AT THE VERY MOMENT THAT WOMEN'S STUDIES IS DROPPED FROM THE UNIVERSITY CURRICULUM IN BRITAIN, A RASH OF BOOKS ABOUT MASCULINITY APPEARS ON THE SHELVES. An optimistic interpretation might imply that the women's movement has been so successful that it is handing over the theoretical reigns to help men achieve a greater degree of self-understanding. However, Goldsmiths professor Angela McRobbie, commenting on the issue in the Guardian in March, proposed a different, more unsettling context for the change in focus from women to men: 'Often it seems feminism has become a kind of private passion, a way of working through the intractable issues of the day in regard to sexuality. But so denigrated and devalued is the women's movement that it is often hard to dislodge the assumptions that it routinely required hostility to men.' In other words, McRobbie is suggesting that, instead of being ignored with cheerful indifference by a super-confident next generation of post-feminist young women, 'women's issues' (childcare and domestic duties, equal pay and work opportunities, sexual harassment) have come to be seen as individual matters rather than as providing an opportunity for public debate--an unexpectedly retrograde reversal of the 'personal is political' mantra.
The rise in masculinity as a research area in cultural studies departments over the past decade (nothing so crude as 'men's studies'), on the other hand, seems to suggest a desire for a very public debate concerning the 'crisis' affecting men.
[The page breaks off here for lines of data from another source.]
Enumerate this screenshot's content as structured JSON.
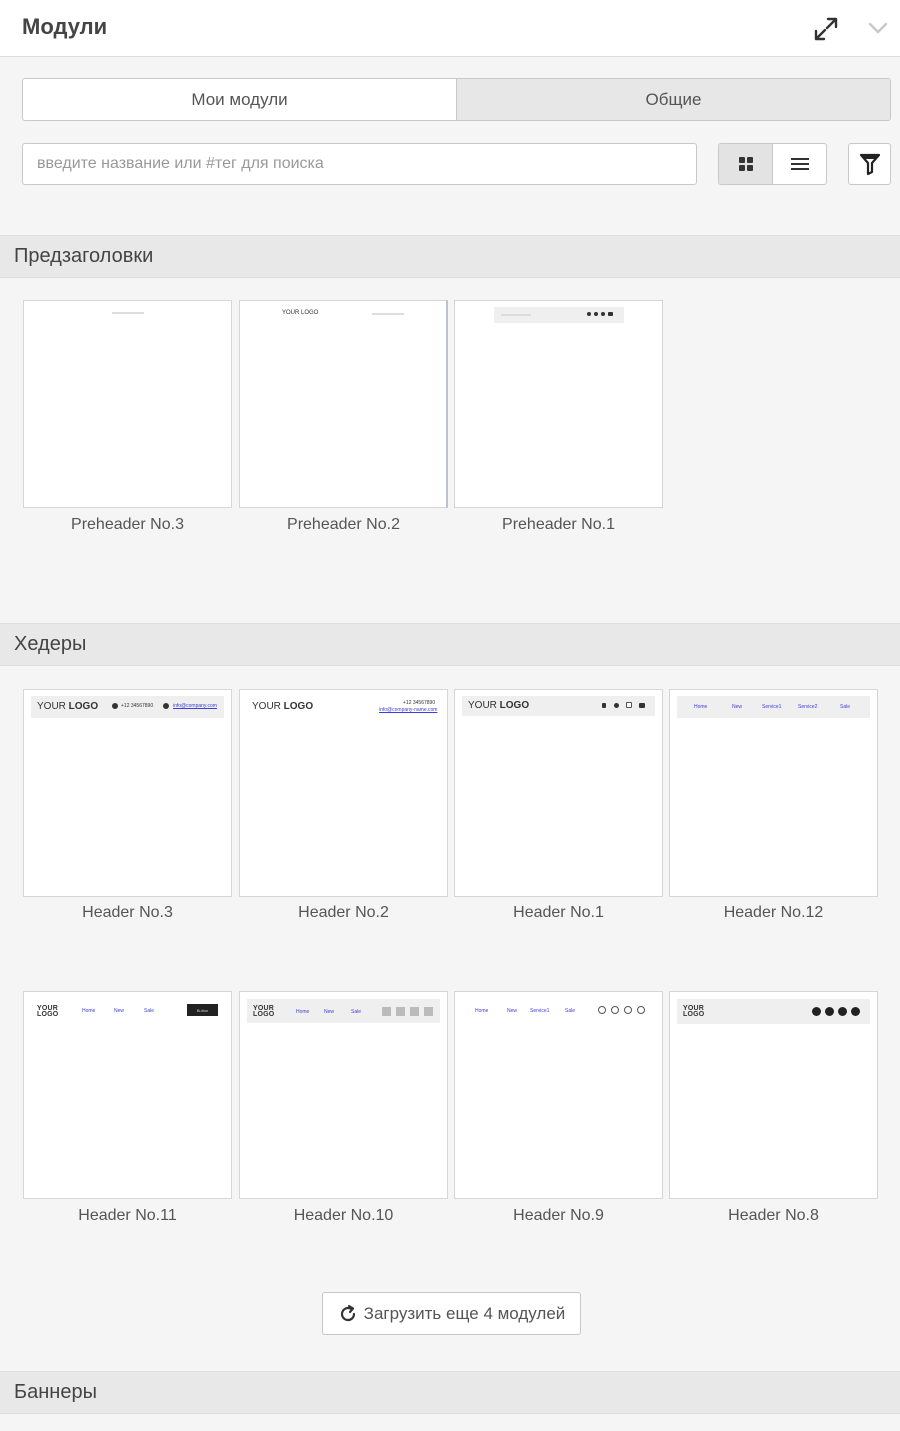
{
  "panel": {
    "title": "Модули"
  },
  "tabs": [
    {
      "label": "Мои модули",
      "active": false
    },
    {
      "label": "Общие",
      "active": true
    }
  ],
  "search": {
    "placeholder": "введите название или #тег для поиска",
    "value": ""
  },
  "view_mode": "grid",
  "sections": [
    {
      "title": "Предзаголовки",
      "modules": [
        {
          "name": "Preheader No.3"
        },
        {
          "name": "Preheader No.2",
          "preview_logo": "YOUR LOGO"
        },
        {
          "name": "Preheader No.1"
        }
      ]
    },
    {
      "title": "Хедеры",
      "modules": [
        {
          "name": "Header No.3",
          "preview_logo_a": "YOUR ",
          "preview_logo_b": "LOGO",
          "preview_phone": "+12 34567890",
          "preview_email": "info@company.com"
        },
        {
          "name": "Header No.2",
          "preview_logo_a": "YOUR ",
          "preview_logo_b": "LOGO",
          "preview_phone": "+12 34567890",
          "preview_email": "info@company-name.com"
        },
        {
          "name": "Header No.1",
          "preview_logo_a": "YOUR ",
          "preview_logo_b": "LOGO"
        },
        {
          "name": "Header No.12",
          "preview_menu": [
            "Home",
            "New",
            "Service1",
            "Service2",
            "Sale"
          ]
        },
        {
          "name": "Header No.11",
          "preview_logo_top": "YOUR",
          "preview_logo_bottom": "LOGO",
          "preview_menu": [
            "Home",
            "New",
            "Sale"
          ],
          "preview_button": "Button"
        },
        {
          "name": "Header No.10",
          "preview_logo_top": "YOUR",
          "preview_logo_bottom": "LOGO",
          "preview_menu": [
            "Home",
            "New",
            "Sale"
          ]
        },
        {
          "name": "Header No.9",
          "preview_menu": [
            "Home",
            "New",
            "Service1",
            "Sale"
          ]
        },
        {
          "name": "Header No.8",
          "preview_logo_top": "YOUR",
          "preview_logo_bottom": "LOGO"
        }
      ]
    },
    {
      "title": "Баннеры",
      "modules": []
    }
  ],
  "load_more": {
    "label": "Загрузить еще 4 модулей"
  },
  "colors": {
    "preview_link": "#3f3fd8",
    "active_tab": "#e7e7e7",
    "section_header": "#e8e8e8"
  }
}
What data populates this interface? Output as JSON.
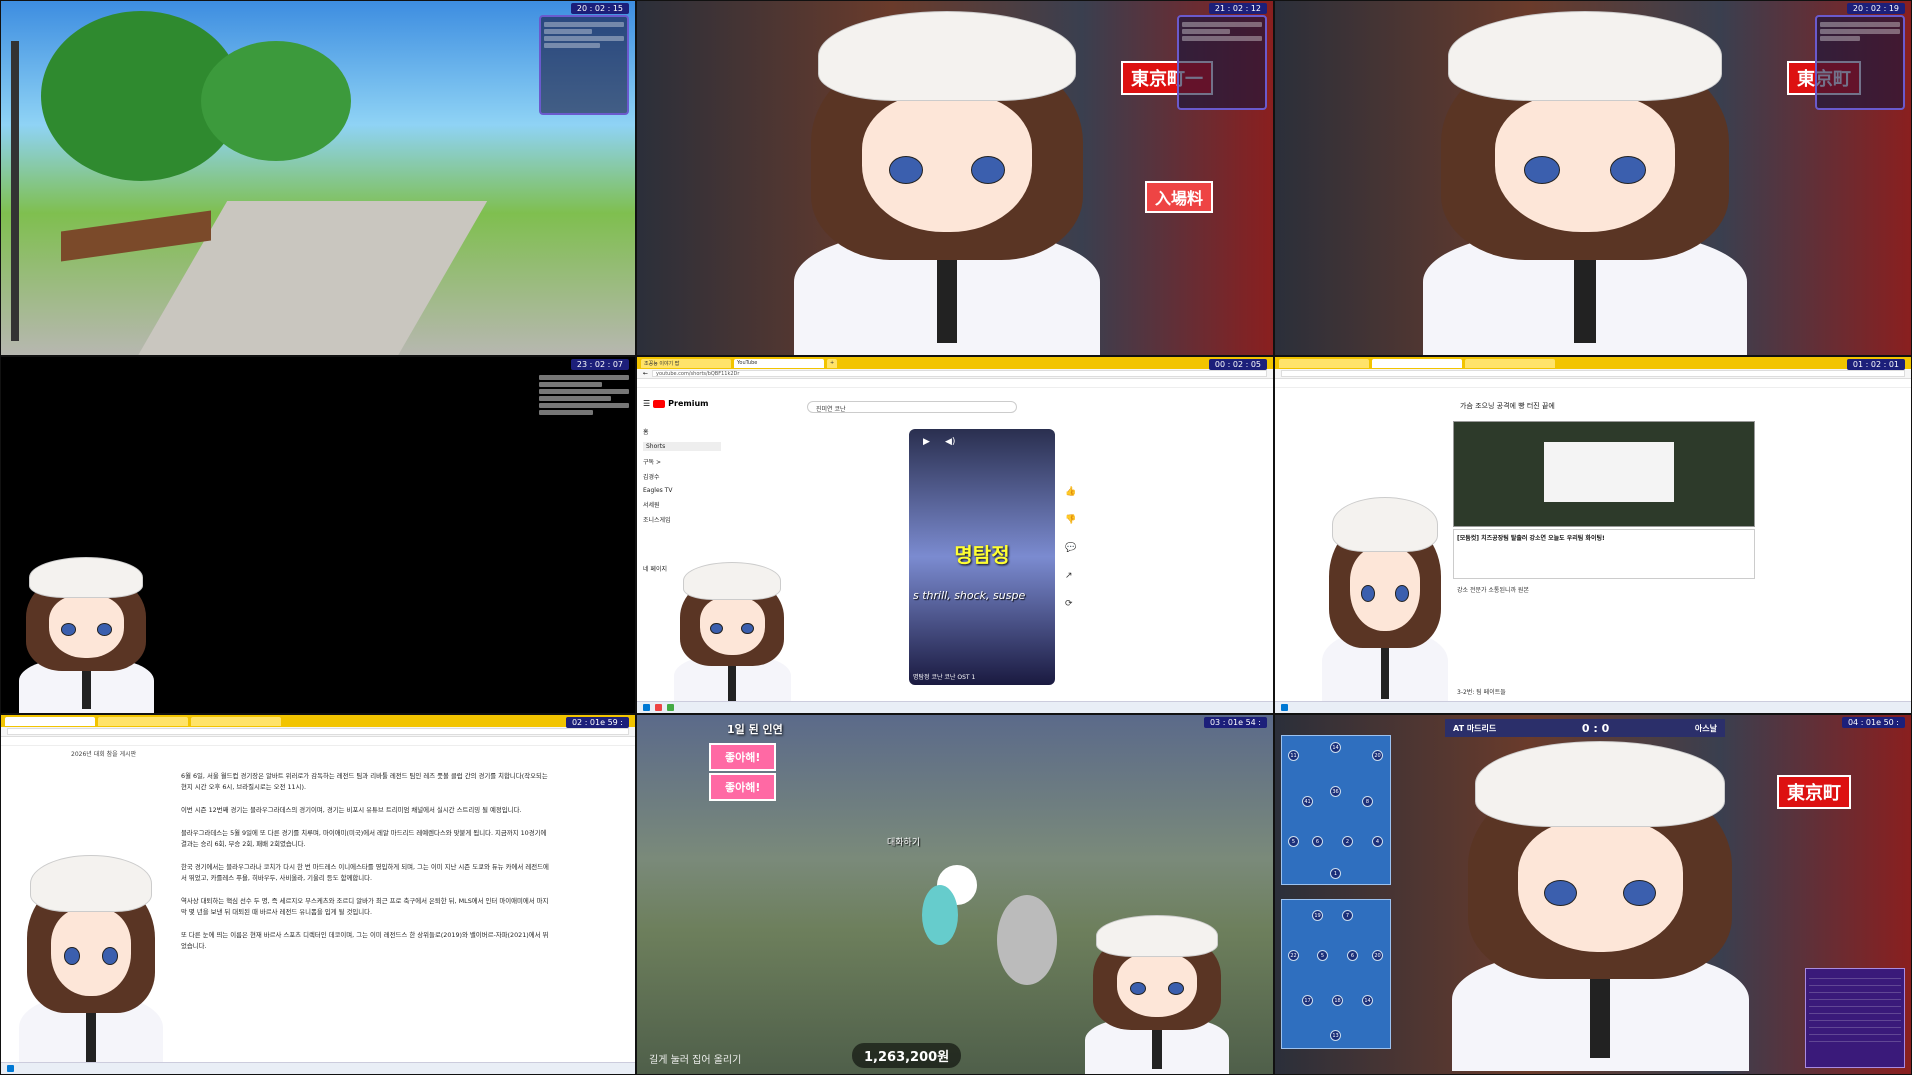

Indeed, media role models of self-conscious masculinity have moved on since the 90s from the ambivalent figure of Gazza the crying footballer, who was as mercilessly mocked as he was lauded for his very unBritish emotionalism, to male politicians today, who, having previously got away with cooing over the odd baby close to election day, are now expected to shed a just-discernible tear at the appropriate photo op; one week in April alone produced a double whammy from London mayoral candidates Ken Livingstone and Boris Johnson: 'Teen street killing tale moves Boris and Ken to tears' ran the headline in London Lite. Anglo-American prime-time TV frequently gives us access to the confused and traumatised sub-conscience of outwardly successful men, who privately turn to therapists and mistresses to compensate for not living up to peer pressure and expectations. Among the increasingly sophisticated range of types, there's the killer-with-a-conscience (The Sopranos), the overworked male executive with work/life imbalances (Mad Men), the liberal intellectual comedian (Curb Your Enthusiasm), and the time-travel fantasies about when men were more like 'real men' (Life on Mars).
The vogue for vulnerable (and preferably also good-looking) men is also gaining momentum in the art world. Sam Taylor-Wood's 'Crying Men' series of 2004 turned famous actors emoting into art-world pin-ups, updating the New Man fantasy of the 1986 Athena poster Man and Baby with the pink-shirted metrosexuality of Hayden Christensen. Likewise, Bill Viola fans watch actors, both men and women, emote excruciatingly slowly, while fellow video artist Jesper Just uses the high production values of cinema for his obscurantist, mostly exclusively male narratives. If Germaine Greer's recent vilification, also in the Guardian, of women artists who use their bodies in their work--conveniently forgetting she also got her kit off for the camera in her feminist heyday--attracted relatively little criticism itself, today the male narcissist is everywhere indulged: Dutch artist Philip Akkerman has been painting himself, and only himself, for the past quarter century, producing an extraordinarily diverse range of representations that takes inspiration from the art-historical canon. Where his ouvre is rightly praised for its brand of obsessive-compulsive existentialism, one need only consider the barrage of criticism Tracey Emin has received over the years to note that sustained attempts at self-analysis by women are more likely to be treated as attention-seeking exhibitionism. …